*What is needed:* From the first line to the last, give the records again exactly and skip the pictures.
Start of Data
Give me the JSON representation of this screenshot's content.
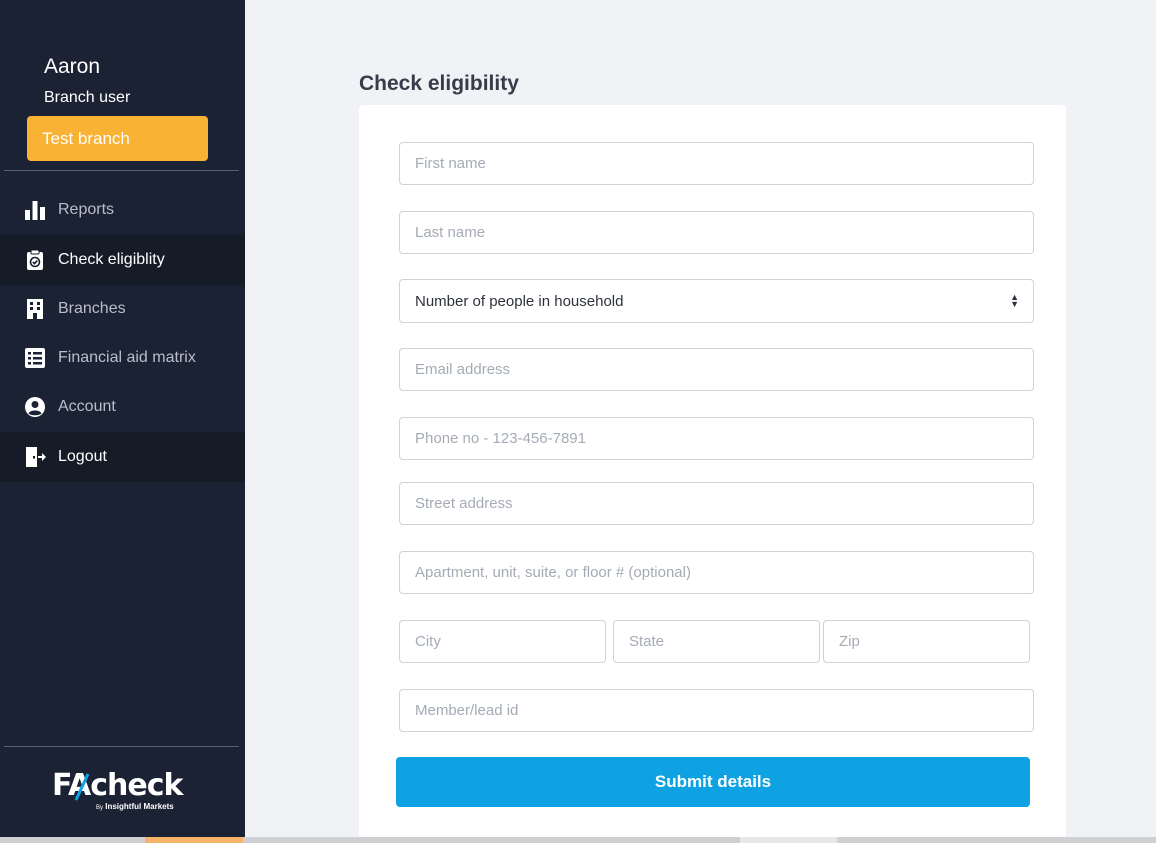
{
  "user": {
    "name": "Aaron",
    "role": "Branch user",
    "branch": "Test branch"
  },
  "nav": [
    {
      "label": "Reports",
      "icon": "bar-chart-icon",
      "active": false
    },
    {
      "label": "Check eligiblity",
      "icon": "clipboard-check-icon",
      "active": true
    },
    {
      "label": "Branches",
      "icon": "building-icon",
      "active": false
    },
    {
      "label": "Financial aid matrix",
      "icon": "list-icon",
      "active": false
    },
    {
      "label": "Account",
      "icon": "user-circle-icon",
      "active": false
    },
    {
      "label": "Logout",
      "icon": "logout-icon",
      "active": false
    }
  ],
  "logo": {
    "main": "FAcheck",
    "by": "By",
    "sub": "Insightful Markets"
  },
  "page": {
    "title": "Check eligibility"
  },
  "form": {
    "first_name": "First name",
    "last_name": "Last name",
    "household": "Number of people in household",
    "email": "Email address",
    "phone": "Phone no - 123-456-7891",
    "street": "Street address",
    "apartment": "Apartment, unit, suite, or floor # (optional)",
    "city": "City",
    "state": "State",
    "zip": "Zip",
    "member_id": "Member/lead id",
    "submit": "Submit details"
  },
  "colors": {
    "sidebar": "#1b2234",
    "branch_badge": "#f9b233",
    "submit": "#0ea2e3"
  }
}
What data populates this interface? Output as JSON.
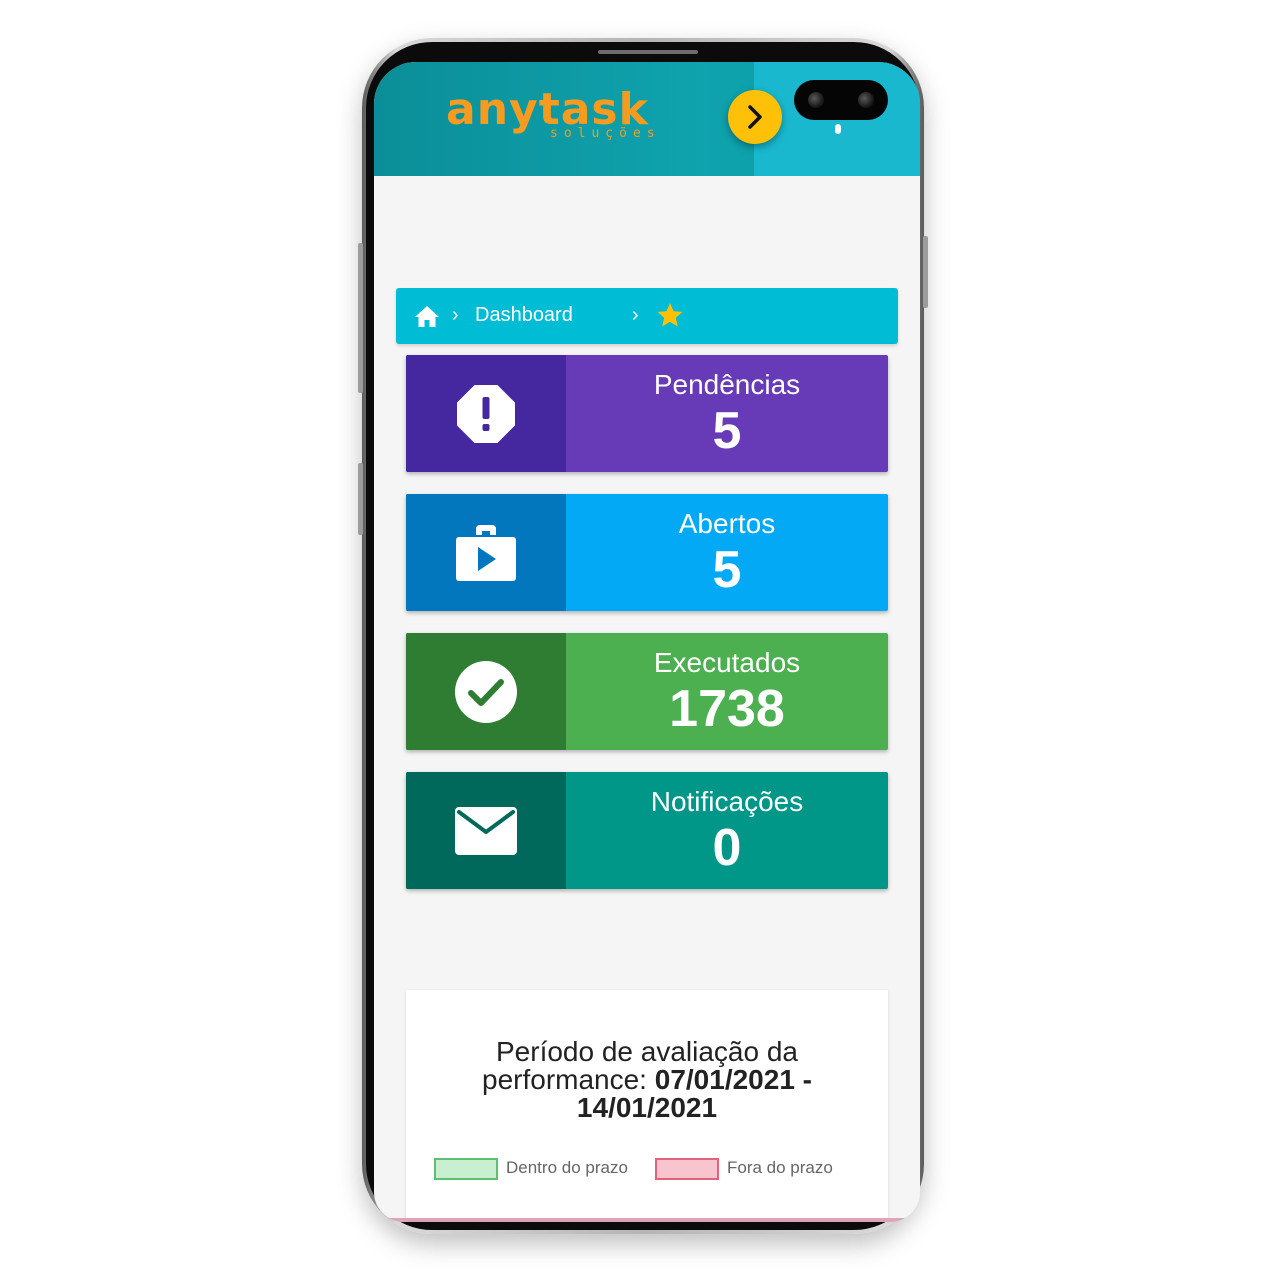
{
  "app": {
    "logo_text": "anytask",
    "logo_subtext": "soluções",
    "brand_color": "#f59b1f",
    "header_color": "#0b8e98"
  },
  "header": {
    "next_icon": "chevron-right-icon",
    "menu_icon": "kebab-menu-icon"
  },
  "breadcrumb": {
    "home_icon": "home-icon",
    "separator": "›",
    "current": "Dashboard",
    "favorite_icon": "star-icon"
  },
  "stats": [
    {
      "label": "Pendências",
      "value": "5",
      "icon": "alert-octagon-icon",
      "color": "#673ab7",
      "icon_bg": "#4527a0"
    },
    {
      "label": "Abertos",
      "value": "5",
      "icon": "briefcase-play-icon",
      "color": "#03a9f4",
      "icon_bg": "#0277bd"
    },
    {
      "label": "Executados",
      "value": "1738",
      "icon": "check-circle-icon",
      "color": "#4caf50",
      "icon_bg": "#2e7d32"
    },
    {
      "label": "Notificações",
      "value": "0",
      "icon": "mail-icon",
      "color": "#009688",
      "icon_bg": "#00695c"
    }
  ],
  "performance": {
    "title_prefix": "Período de avaliação da performance:",
    "period": "07/01/2021 - 14/01/2021",
    "legend": [
      {
        "label": "Dentro do prazo",
        "fill": "#c8efcf",
        "border": "#5cbf72"
      },
      {
        "label": "Fora do prazo",
        "fill": "#f8c5cf",
        "border": "#e3617b"
      }
    ]
  }
}
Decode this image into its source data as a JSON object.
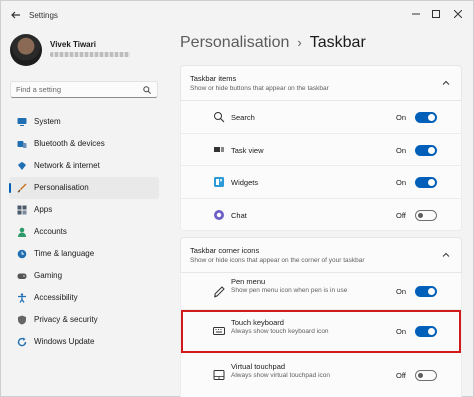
{
  "window": {
    "title": "Settings"
  },
  "profile": {
    "name": "Vivek Tiwari"
  },
  "search": {
    "placeholder": "Find a setting"
  },
  "sidebar": {
    "items": [
      {
        "label": "System",
        "icon": "monitor-icon",
        "color": "#1f6fb2"
      },
      {
        "label": "Bluetooth & devices",
        "icon": "bluetooth-icon",
        "color": "#1f6fb2"
      },
      {
        "label": "Network & internet",
        "icon": "wifi-icon",
        "color": "#1f6fb2"
      },
      {
        "label": "Personalisation",
        "icon": "brush-icon",
        "color": "#c7721a",
        "active": true
      },
      {
        "label": "Apps",
        "icon": "apps-icon",
        "color": "#4a5a6a"
      },
      {
        "label": "Accounts",
        "icon": "person-icon",
        "color": "#2e9b6a"
      },
      {
        "label": "Time & language",
        "icon": "globe-clock-icon",
        "color": "#1f6fb2"
      },
      {
        "label": "Gaming",
        "icon": "gamepad-icon",
        "color": "#555555"
      },
      {
        "label": "Accessibility",
        "icon": "accessibility-icon",
        "color": "#1f6fb2"
      },
      {
        "label": "Privacy & security",
        "icon": "shield-icon",
        "color": "#666666"
      },
      {
        "label": "Windows Update",
        "icon": "update-icon",
        "color": "#1f6fb2"
      }
    ]
  },
  "breadcrumb": {
    "parent": "Personalisation",
    "separator": "›",
    "current": "Taskbar"
  },
  "sections": [
    {
      "title": "Taskbar items",
      "subtitle": "Show or hide buttons that appear on the taskbar",
      "rows": [
        {
          "label": "Search",
          "icon": "search-icon",
          "state": "On",
          "on": true
        },
        {
          "label": "Task view",
          "icon": "task-view-icon",
          "state": "On",
          "on": true
        },
        {
          "label": "Widgets",
          "icon": "widgets-icon",
          "state": "On",
          "on": true
        },
        {
          "label": "Chat",
          "icon": "chat-icon",
          "state": "Off",
          "on": false
        }
      ]
    },
    {
      "title": "Taskbar corner icons",
      "subtitle": "Show or hide icons that appear on the corner of your taskbar",
      "rows": [
        {
          "label": "Pen menu",
          "desc": "Show pen menu icon when pen is in use",
          "icon": "pen-icon",
          "state": "On",
          "on": true
        },
        {
          "label": "Touch keyboard",
          "desc": "Always show touch keyboard icon",
          "icon": "keyboard-icon",
          "state": "On",
          "on": true,
          "highlighted": true
        },
        {
          "label": "Virtual touchpad",
          "desc": "Always show virtual touchpad icon",
          "icon": "touchpad-icon",
          "state": "Off",
          "on": false
        }
      ]
    }
  ],
  "colors": {
    "accent": "#005fb8",
    "highlight": "#d21a1a"
  }
}
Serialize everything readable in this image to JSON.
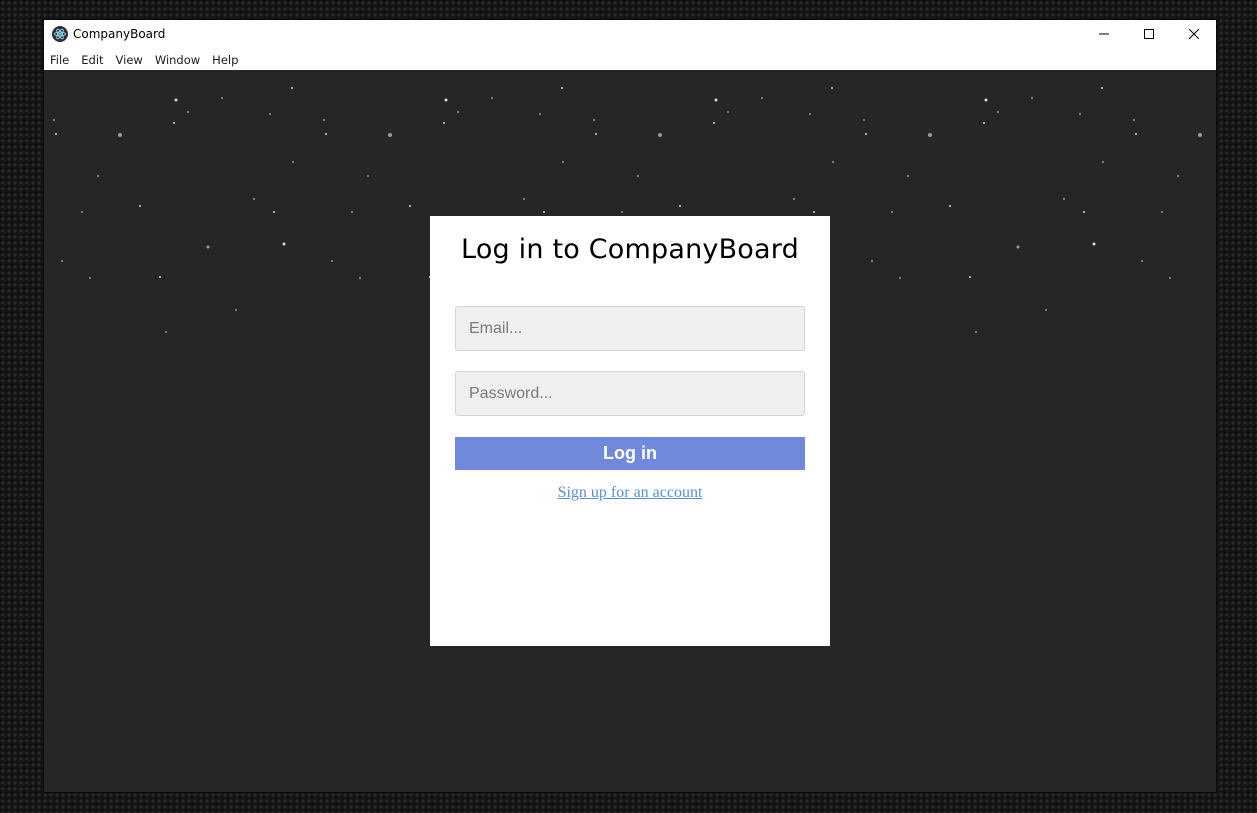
{
  "window": {
    "title": "CompanyBoard",
    "menu": [
      "File",
      "Edit",
      "View",
      "Window",
      "Help"
    ],
    "controls": [
      "minimize",
      "maximize",
      "close"
    ]
  },
  "login": {
    "heading": "Log in to CompanyBoard",
    "email_placeholder": "Email...",
    "password_placeholder": "Password...",
    "submit_label": "Log in",
    "signup_link": "Sign up for an account"
  },
  "colors": {
    "accent": "#7189db",
    "link": "#5b8fd6",
    "background": "#262626",
    "input_bg": "#eeeff0"
  },
  "icons": {
    "app": "electron-atom-icon",
    "minimize": "minimize-icon",
    "maximize": "maximize-icon",
    "close": "close-icon"
  }
}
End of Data
*Solution to the problem:*
Give me the JSON representation of this screenshot's content.
{
  "user": {
    "name": "Aaron",
    "role": "Branch user",
    "branch": "Test branch"
  },
  "nav": [
    {
      "label": "Reports",
      "icon": "bar-chart-icon",
      "active": false
    },
    {
      "label": "Check eligiblity",
      "icon": "clipboard-check-icon",
      "active": true
    },
    {
      "label": "Branches",
      "icon": "building-icon",
      "active": false
    },
    {
      "label": "Financial aid matrix",
      "icon": "list-icon",
      "active": false
    },
    {
      "label": "Account",
      "icon": "user-circle-icon",
      "active": false
    },
    {
      "label": "Logout",
      "icon": "logout-icon",
      "active": false
    }
  ],
  "logo": {
    "main": "FAcheck",
    "by": "By",
    "sub": "Insightful Markets"
  },
  "page": {
    "title": "Check eligibility"
  },
  "form": {
    "first_name": "First name",
    "last_name": "Last name",
    "household": "Number of people in household",
    "email": "Email address",
    "phone": "Phone no - 123-456-7891",
    "street": "Street address",
    "apartment": "Apartment, unit, suite, or floor # (optional)",
    "city": "City",
    "state": "State",
    "zip": "Zip",
    "member_id": "Member/lead id",
    "submit": "Submit details"
  },
  "colors": {
    "sidebar": "#1b2234",
    "branch_badge": "#f9b233",
    "submit": "#0ea2e3"
  }
}
What data populates this interface? Output as JSON.
{
  "app": {
    "logo_text": "anytask",
    "logo_subtext": "soluções",
    "brand_color": "#f59b1f",
    "header_color": "#0b8e98"
  },
  "header": {
    "next_icon": "chevron-right-icon",
    "menu_icon": "kebab-menu-icon"
  },
  "breadcrumb": {
    "home_icon": "home-icon",
    "separator": "›",
    "current": "Dashboard",
    "favorite_icon": "star-icon"
  },
  "stats": [
    {
      "label": "Pendências",
      "value": "5",
      "icon": "alert-octagon-icon",
      "color": "#673ab7",
      "icon_bg": "#4527a0"
    },
    {
      "label": "Abertos",
      "value": "5",
      "icon": "briefcase-play-icon",
      "color": "#03a9f4",
      "icon_bg": "#0277bd"
    },
    {
      "label": "Executados",
      "value": "1738",
      "icon": "check-circle-icon",
      "color": "#4caf50",
      "icon_bg": "#2e7d32"
    },
    {
      "label": "Notificações",
      "value": "0",
      "icon": "mail-icon",
      "color": "#009688",
      "icon_bg": "#00695c"
    }
  ],
  "performance": {
    "title_prefix": "Período de avaliação da performance:",
    "period": "07/01/2021 - 14/01/2021",
    "legend": [
      {
        "label": "Dentro do prazo",
        "fill": "#c8efcf",
        "border": "#5cbf72"
      },
      {
        "label": "Fora do prazo",
        "fill": "#f8c5cf",
        "border": "#e3617b"
      }
    ]
  }
}
Decode this image into its source data as a JSON object.
{
  "window": {
    "title": "Settings"
  },
  "profile": {
    "name": "Vivek Tiwari"
  },
  "search": {
    "placeholder": "Find a setting"
  },
  "sidebar": {
    "items": [
      {
        "label": "System",
        "icon": "monitor-icon",
        "color": "#1f6fb2"
      },
      {
        "label": "Bluetooth & devices",
        "icon": "bluetooth-icon",
        "color": "#1f6fb2"
      },
      {
        "label": "Network & internet",
        "icon": "wifi-icon",
        "color": "#1f6fb2"
      },
      {
        "label": "Personalisation",
        "icon": "brush-icon",
        "color": "#c7721a",
        "active": true
      },
      {
        "label": "Apps",
        "icon": "apps-icon",
        "color": "#4a5a6a"
      },
      {
        "label": "Accounts",
        "icon": "person-icon",
        "color": "#2e9b6a"
      },
      {
        "label": "Time & language",
        "icon": "globe-clock-icon",
        "color": "#1f6fb2"
      },
      {
        "label": "Gaming",
        "icon": "gamepad-icon",
        "color": "#555555"
      },
      {
        "label": "Accessibility",
        "icon": "accessibility-icon",
        "color": "#1f6fb2"
      },
      {
        "label": "Privacy & security",
        "icon": "shield-icon",
        "color": "#666666"
      },
      {
        "label": "Windows Update",
        "icon": "update-icon",
        "color": "#1f6fb2"
      }
    ]
  },
  "breadcrumb": {
    "parent": "Personalisation",
    "separator": "›",
    "current": "Taskbar"
  },
  "sections": [
    {
      "title": "Taskbar items",
      "subtitle": "Show or hide buttons that appear on the taskbar",
      "rows": [
        {
          "label": "Search",
          "icon": "search-icon",
          "state": "On",
          "on": true
        },
        {
          "label": "Task view",
          "icon": "task-view-icon",
          "state": "On",
          "on": true
        },
        {
          "label": "Widgets",
          "icon": "widgets-icon",
          "state": "On",
          "on": true
        },
        {
          "label": "Chat",
          "icon": "chat-icon",
          "state": "Off",
          "on": false
        }
      ]
    },
    {
      "title": "Taskbar corner icons",
      "subtitle": "Show or hide icons that appear on the corner of your taskbar",
      "rows": [
        {
          "label": "Pen menu",
          "desc": "Show pen menu icon when pen is in use",
          "icon": "pen-icon",
          "state": "On",
          "on": true
        },
        {
          "label": "Touch keyboard",
          "desc": "Always show touch keyboard icon",
          "icon": "keyboard-icon",
          "state": "On",
          "on": true,
          "highlighted": true
        },
        {
          "label": "Virtual touchpad",
          "desc": "Always show virtual touchpad icon",
          "icon": "touchpad-icon",
          "state": "Off",
          "on": false
        }
      ]
    }
  ],
  "colors": {
    "accent": "#005fb8",
    "highlight": "#d21a1a"
  }
}
Serialize everything readable in this image to JSON.
{
  "window": {
    "title": "CompanyBoard",
    "menu": [
      "File",
      "Edit",
      "View",
      "Window",
      "Help"
    ],
    "controls": [
      "minimize",
      "maximize",
      "close"
    ]
  },
  "login": {
    "heading": "Log in to CompanyBoard",
    "email_placeholder": "Email...",
    "password_placeholder": "Password...",
    "submit_label": "Log in",
    "signup_link": "Sign up for an account"
  },
  "colors": {
    "accent": "#7189db",
    "link": "#5b8fd6",
    "background": "#262626",
    "input_bg": "#eeeff0"
  },
  "icons": {
    "app": "electron-atom-icon",
    "minimize": "minimize-icon",
    "maximize": "maximize-icon",
    "close": "close-icon"
  }
}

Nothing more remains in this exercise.